▶ [YOUR ASSIGNMENT]
State how many lines in the entries below contain "Ctrl". Write nothing but the number.

···

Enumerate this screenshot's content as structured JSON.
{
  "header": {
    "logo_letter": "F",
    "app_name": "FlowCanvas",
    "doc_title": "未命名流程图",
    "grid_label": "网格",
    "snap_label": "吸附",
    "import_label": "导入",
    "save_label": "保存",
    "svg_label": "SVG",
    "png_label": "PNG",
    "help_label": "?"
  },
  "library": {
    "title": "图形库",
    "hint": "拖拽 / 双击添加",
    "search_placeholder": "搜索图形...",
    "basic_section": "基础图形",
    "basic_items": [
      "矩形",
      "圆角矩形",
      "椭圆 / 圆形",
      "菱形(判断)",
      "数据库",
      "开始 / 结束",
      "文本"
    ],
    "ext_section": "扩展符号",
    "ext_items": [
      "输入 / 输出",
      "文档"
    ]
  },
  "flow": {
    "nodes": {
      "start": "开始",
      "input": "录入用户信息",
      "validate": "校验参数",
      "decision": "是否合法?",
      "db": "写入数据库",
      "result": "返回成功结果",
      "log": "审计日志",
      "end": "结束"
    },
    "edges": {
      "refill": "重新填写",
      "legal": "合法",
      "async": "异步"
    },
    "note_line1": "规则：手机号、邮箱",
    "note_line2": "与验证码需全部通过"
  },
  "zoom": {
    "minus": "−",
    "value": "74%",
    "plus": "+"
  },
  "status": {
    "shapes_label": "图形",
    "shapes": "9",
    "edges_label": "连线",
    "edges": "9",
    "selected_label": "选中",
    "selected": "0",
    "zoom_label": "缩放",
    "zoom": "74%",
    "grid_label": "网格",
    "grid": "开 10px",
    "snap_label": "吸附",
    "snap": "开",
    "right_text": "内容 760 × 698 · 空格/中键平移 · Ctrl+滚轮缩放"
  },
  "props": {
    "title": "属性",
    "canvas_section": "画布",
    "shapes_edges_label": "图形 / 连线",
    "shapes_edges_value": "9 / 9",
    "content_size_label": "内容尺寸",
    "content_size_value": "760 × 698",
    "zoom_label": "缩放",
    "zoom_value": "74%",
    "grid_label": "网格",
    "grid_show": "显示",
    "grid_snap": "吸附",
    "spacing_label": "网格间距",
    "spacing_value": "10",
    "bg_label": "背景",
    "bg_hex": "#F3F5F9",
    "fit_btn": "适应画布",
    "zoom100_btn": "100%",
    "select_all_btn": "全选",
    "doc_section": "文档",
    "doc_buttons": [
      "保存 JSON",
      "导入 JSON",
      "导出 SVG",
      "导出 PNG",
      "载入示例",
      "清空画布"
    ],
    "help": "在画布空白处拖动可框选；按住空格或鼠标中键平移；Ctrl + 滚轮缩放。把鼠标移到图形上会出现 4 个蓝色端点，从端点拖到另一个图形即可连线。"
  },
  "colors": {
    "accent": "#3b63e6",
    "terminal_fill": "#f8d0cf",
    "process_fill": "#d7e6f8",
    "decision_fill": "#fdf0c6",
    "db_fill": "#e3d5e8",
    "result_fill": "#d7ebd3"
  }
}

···

▶ [REPLY TO THE EXERCISE]
2